MinRes and Arc Infrastructure said the train derailed early on Sunday morning, south of Norseman, as it was returning to the mine from Esperance.
Around 30 empty iron ore wagons derailed. The train comprised 106 wagons. There was damage to some of the wagons, but not MinRes' locomotives and no one was injured.
It was the second iron ore train to derail in Western Australia in just six days, following BHP's forced derailment last Monday.
MinRes said initial investigations into the incident indicated all safe train operating procedures were followed at all times, but a full investigation is underway.
At this stage, it appears localised heavy rains and flash flooding washed out some ballast from under a small section of the track.
MinRes is working with Arc, the owner and operator of the track, to assess the damage and how long repairs will take, but it is expected to open within days. The company does not expect the incident to have a material impact on Koolyanobbing.
MinRes managing director Chris Ellison said haulage would be resumed once the company received confirmation the track was repaired.
"Most importantly, no one was injured," he said. "Mineral Resources continually reviews its operating procedures to ensure we maintain a safe work place and achieve our safety objectives."
The train left Koolyanobbing on November 7, carrying the maiden load of 7,488t of iron ore fines since MinRes acquired the mine from Cleveland-Cliffs three months ago.
The company will start stockpiling ore at the port ahead of the first shipment, expected within four weeks.

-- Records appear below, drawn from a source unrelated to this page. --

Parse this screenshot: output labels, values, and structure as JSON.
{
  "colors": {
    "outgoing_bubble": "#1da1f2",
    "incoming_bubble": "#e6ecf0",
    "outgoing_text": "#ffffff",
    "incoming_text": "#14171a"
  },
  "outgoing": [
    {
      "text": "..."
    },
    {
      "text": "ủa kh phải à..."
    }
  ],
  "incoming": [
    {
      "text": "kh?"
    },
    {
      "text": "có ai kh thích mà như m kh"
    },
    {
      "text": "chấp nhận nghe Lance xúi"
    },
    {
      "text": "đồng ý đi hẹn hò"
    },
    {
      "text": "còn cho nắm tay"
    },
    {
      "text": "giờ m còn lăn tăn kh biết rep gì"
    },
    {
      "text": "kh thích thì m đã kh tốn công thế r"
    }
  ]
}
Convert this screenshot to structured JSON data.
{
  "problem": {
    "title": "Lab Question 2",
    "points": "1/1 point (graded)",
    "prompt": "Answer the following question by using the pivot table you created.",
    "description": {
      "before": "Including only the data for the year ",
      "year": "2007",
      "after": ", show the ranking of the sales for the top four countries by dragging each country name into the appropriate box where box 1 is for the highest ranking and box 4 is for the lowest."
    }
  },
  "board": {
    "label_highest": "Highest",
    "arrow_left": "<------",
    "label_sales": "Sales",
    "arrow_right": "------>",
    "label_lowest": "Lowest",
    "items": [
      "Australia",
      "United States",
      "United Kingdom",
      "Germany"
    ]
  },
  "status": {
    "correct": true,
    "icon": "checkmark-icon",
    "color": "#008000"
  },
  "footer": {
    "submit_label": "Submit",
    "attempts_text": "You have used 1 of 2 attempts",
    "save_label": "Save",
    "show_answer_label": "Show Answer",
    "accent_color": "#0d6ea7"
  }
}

Koolyanobbing produced 92,000t of iron ore in the September quarter. MinRes expects the mine to produce 6-6.25 million tonnes of iron ore per annum.